Elizabeth Anscombe (1919–2001) was one of the greatest analytic philosophers of the past century. A student and friend of Ludwig Wittgenstein, she produced seminal works in action theory (Intention), metaphysics (Causality and Determinism), political philosophy (On the Source of the Authority of the State), and ethics (Modern Moral Philosophy). The last essay, in which she argued for a return to the classical Greek approach to ethics (and especially that of Aristotle), after lying dormant for about a dozen years after its publication in 1958, utterly transformed the practice of moral philosophy in the English-speaking world, in part by inspiring philosophers such as Alasdair MacIntyre and Charles Taylor.
Anscombe was a devout Catholic who was a consistent advocate of the culture of life and defender of Catholic teaching, whether the teaching was “left” or “right.” She was a vigorous opponent of the use of nuclear weapons and led a protest of Oxford’s awarding a degree to President Harry Truman on the grounds that a mass-murderer should not be so honored. She was also a fierce opponent of abortion; on one occasion late in her life, she had to be dragged bodily by police away from a sit-in at an abortion clinic. Always controversial but always brilliant, Anscombe led a prodigiously productive philosophical career and, as the wife of fellow philosopher Peter Geach, was the mother of seven.
So we have to fear God and keep his commandments, and calculate what is for the best only within the limits of that obedience, knowing that the future is in God's power, and that no one can snatch away those whom the Father has given to Christ.... Those, therefore, who think they must be prepared to wage a war with Russia involving the deliberate massacre of cities, must be prepared to say to God: “We had to break your law, lest your Church fail. We could not obey your commandments, for we did not believe your promises.” (“War and Murder”)
But if someone really thinks, in advance, that it is open to question whether such an action as procuring the judicial execution of the innocent should be quite excluded from consideration—I do not want to argue with him: he shows a corrupt mind. (If he thinks it in the concrete situation, he is of course merely a normally tempted human being). (“Modern Moral Philosophy”)

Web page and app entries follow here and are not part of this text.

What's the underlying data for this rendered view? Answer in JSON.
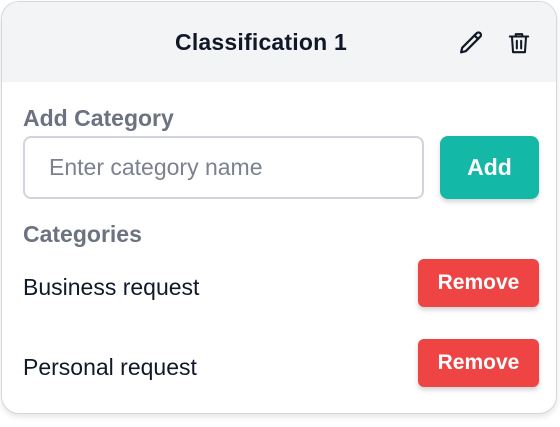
{
  "header": {
    "title": "Classification 1",
    "edit_icon": "pencil-icon",
    "delete_icon": "trash-icon"
  },
  "add_category": {
    "label": "Add Category",
    "input_value": "",
    "input_placeholder": "Enter category name",
    "add_button_label": "Add"
  },
  "categories": {
    "label": "Categories",
    "items": [
      {
        "name": "Business request",
        "remove_label": "Remove"
      },
      {
        "name": "Personal request",
        "remove_label": "Remove"
      }
    ]
  },
  "colors": {
    "header_bg": "#f3f4f6",
    "add_button": "#14b8a6",
    "remove_button": "#ef4444",
    "muted_label": "#6b7280"
  }
}
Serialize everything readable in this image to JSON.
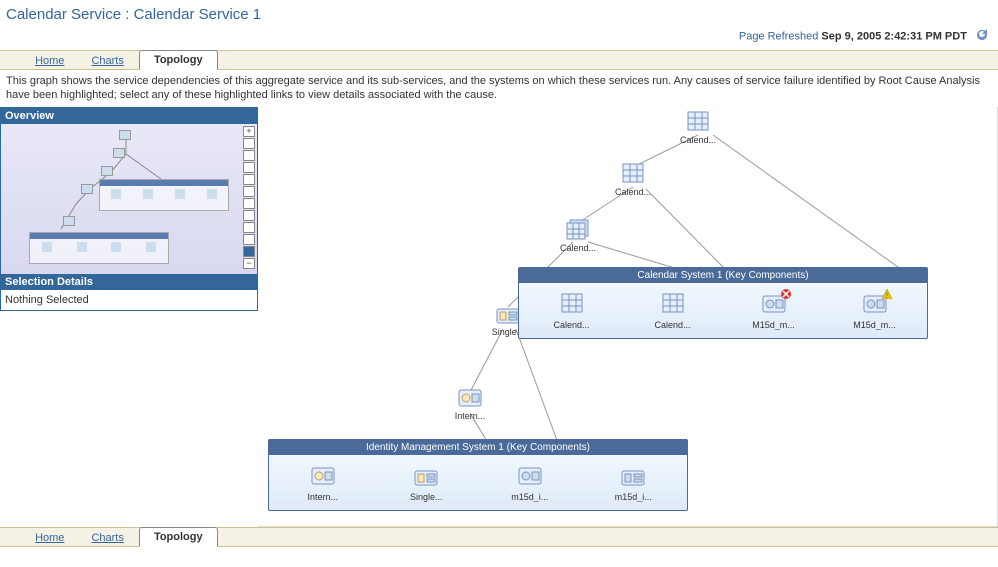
{
  "title_prefix": "Calendar Service : ",
  "title_name": "Calendar Service 1",
  "refresh_label": "Page Refreshed",
  "refresh_ts": "Sep 9, 2005 2:42:31 PM PDT",
  "tabs": {
    "home": "Home",
    "charts": "Charts",
    "topology": "Topology"
  },
  "description": "This graph shows the service dependencies of this aggregate service and its sub-services, and the systems on which these services run. Any causes of service failure identified by Root Cause Analysis have been highlighted; select any of these highlighted links to view details associated with the cause.",
  "overview_header": "Overview",
  "selection_header": "Selection Details",
  "selection_value": "Nothing Selected",
  "zoom": {
    "plus": "+",
    "minus": "−"
  },
  "nodes": {
    "calend1": "Calend...",
    "calend2": "Calend...",
    "calend3": "Calend...",
    "single": "Single...",
    "intern": "Intern..."
  },
  "groups": {
    "calendar": {
      "title": "Calendar System 1 (Key Components)",
      "items": [
        {
          "label": "Calend...",
          "icon": "grid",
          "status": "none"
        },
        {
          "label": "Calend...",
          "icon": "grid",
          "status": "none"
        },
        {
          "label": "M15d_m...",
          "icon": "comp",
          "status": "error"
        },
        {
          "label": "M15d_m...",
          "icon": "comp",
          "status": "warn"
        }
      ]
    },
    "identity": {
      "title": "Identity Management System 1 (Key Components)",
      "items": [
        {
          "label": "Intern...",
          "icon": "comp",
          "status": "none"
        },
        {
          "label": "Single...",
          "icon": "module",
          "status": "none"
        },
        {
          "label": "m15d_i...",
          "icon": "comp",
          "status": "none"
        },
        {
          "label": "m15d_i...",
          "icon": "module",
          "status": "none"
        }
      ]
    }
  }
}
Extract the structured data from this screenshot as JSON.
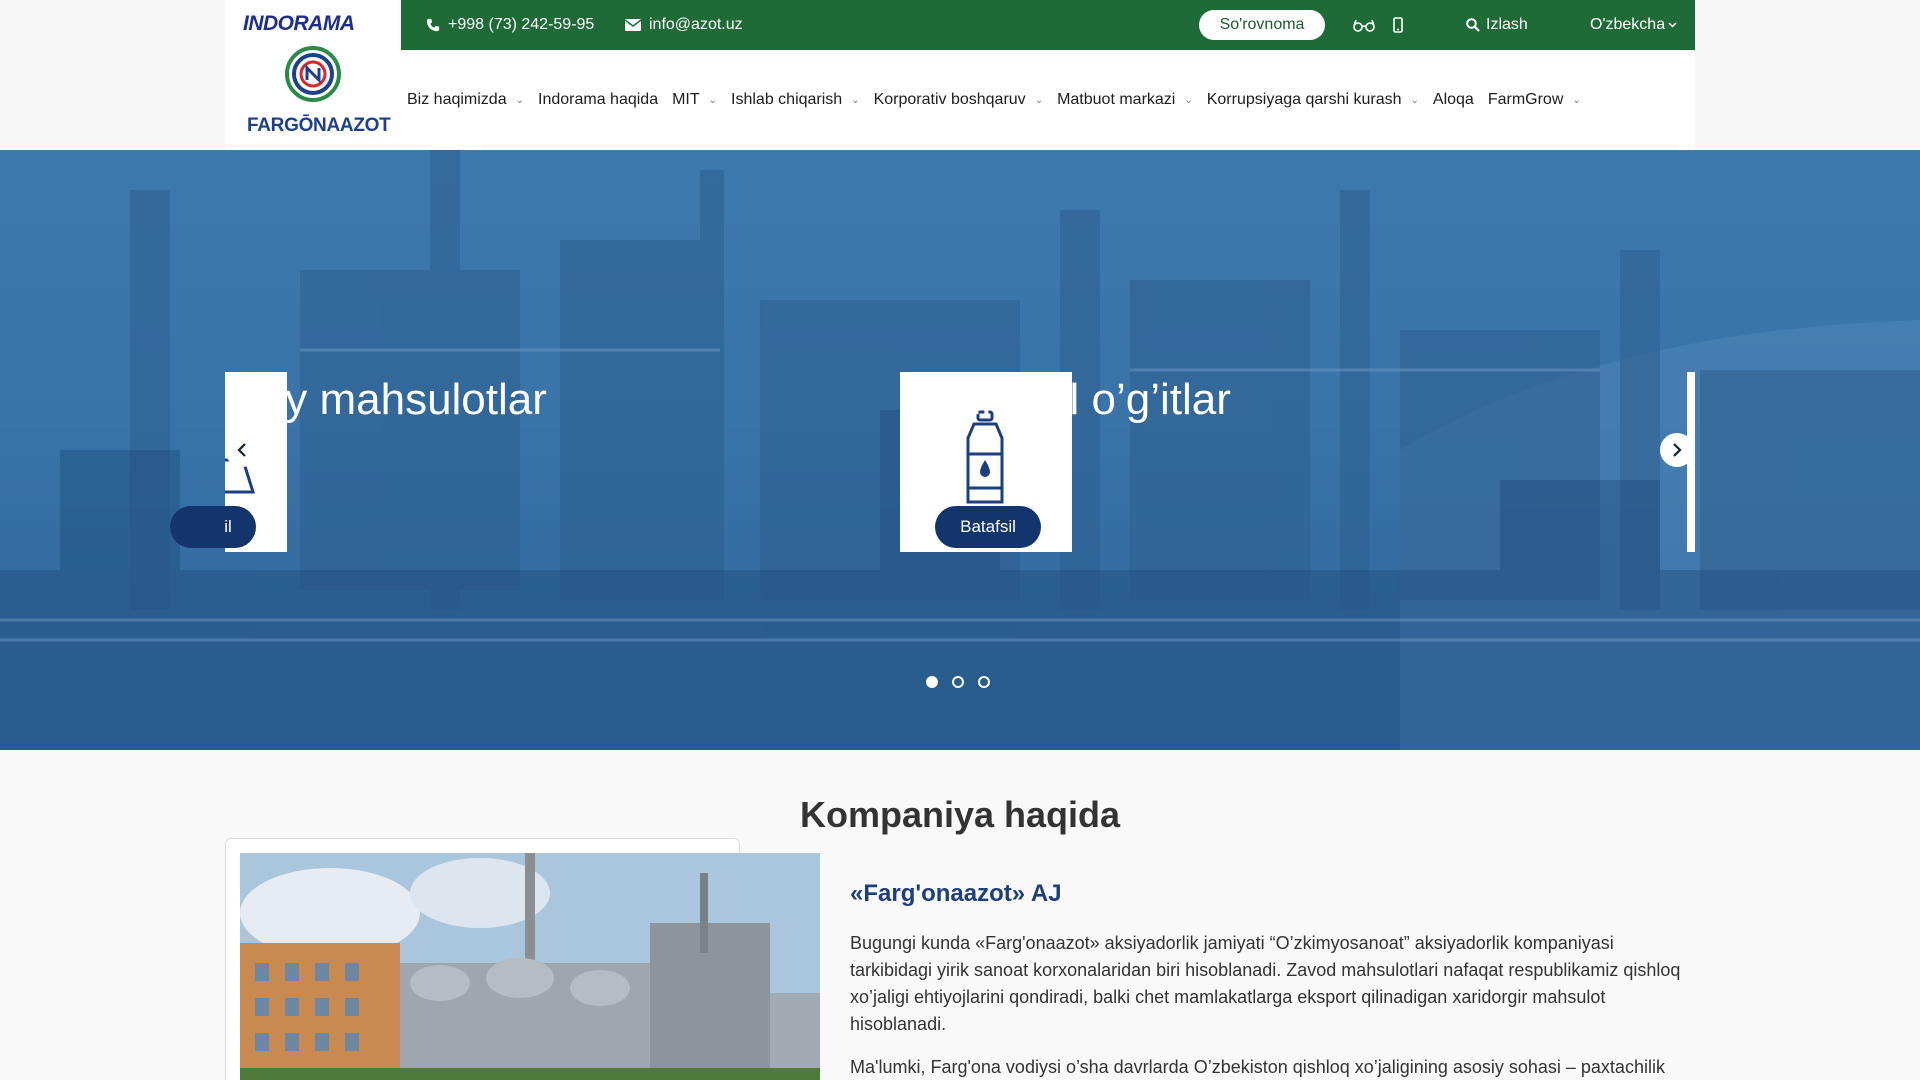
{
  "brand": {
    "indorama": "INDORAMA",
    "company_logo": "FARGŌNAAZOT",
    "colors": {
      "topbar": "#1f6b37",
      "hero": "#3a73a8",
      "button": "#14346e",
      "heading": "#1d3f80"
    }
  },
  "topbar": {
    "phone": "+998 (73) 242-59-95",
    "email": "info@azot.uz",
    "survey_label": "So'rovnoma",
    "search_label": "Izlash",
    "language": "O'zbekcha"
  },
  "nav": {
    "items": [
      {
        "label": "Biz haqimizda",
        "has_dropdown": true
      },
      {
        "label": "Indorama haqida",
        "has_dropdown": false
      },
      {
        "label": "MIT",
        "has_dropdown": true
      },
      {
        "label": "Ishlab chiqarish",
        "has_dropdown": true
      },
      {
        "label": "Korporativ boshqaruv",
        "has_dropdown": true
      },
      {
        "label": "Matbuot markazi",
        "has_dropdown": true
      },
      {
        "label": "Korrupsiyaga qarshi kurash",
        "has_dropdown": true
      },
      {
        "label": "Aloqa",
        "has_dropdown": false
      },
      {
        "label": "FarmGrow",
        "has_dropdown": true
      }
    ]
  },
  "hero": {
    "slides": [
      {
        "title": "yoviy mahsulotlar",
        "button": "il"
      },
      {
        "title": "Mineral o’g’itlar",
        "button": "Batafsil"
      }
    ],
    "active_slide": 1,
    "slide_count": 3
  },
  "company": {
    "section_title": "Kompaniya haqida",
    "name": "«Farg'onaazot» AJ",
    "paragraph1": "Bugungi kunda «Farg'onaazot» aksiyadorlik jamiyati “O’zkimyosanoat” aksiyadorlik kompaniyasi tarkibidagi yirik sanoat korxonalaridan biri hisoblanadi. Zavod mahsulotlari nafaqat respublikamiz qishloq xo’jaligi ehtiyojlarini qondiradi, balki chet mamlakatlarga eksport qilinadigan xaridorgir mahsulot hisoblanadi.",
    "paragraph2": "Ma'lumki, Farg'ona vodiysi o’sha davrlarda O’zbekiston qishloq xo’jaligining asosiy sohasi – paxtachilik"
  }
}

But Sidgwick is vulgar in that kind of way: he thinks, for example, that humility consists in underestimating your own merits—i.e. in a species of untruthfulness; and that the ground for having laws against blasphemy was that it was offensive to believers; and that to go accurately into the virtue of purity is to offend against its canons, a thing he reproves “medieval theologians” for not realizing. (“Modern Moral Philosophy”)
We can now reformulate the principle of doing evil that good may come: every fool can be as much of a knave as suits him. (“Mr. Truman’s Degree”)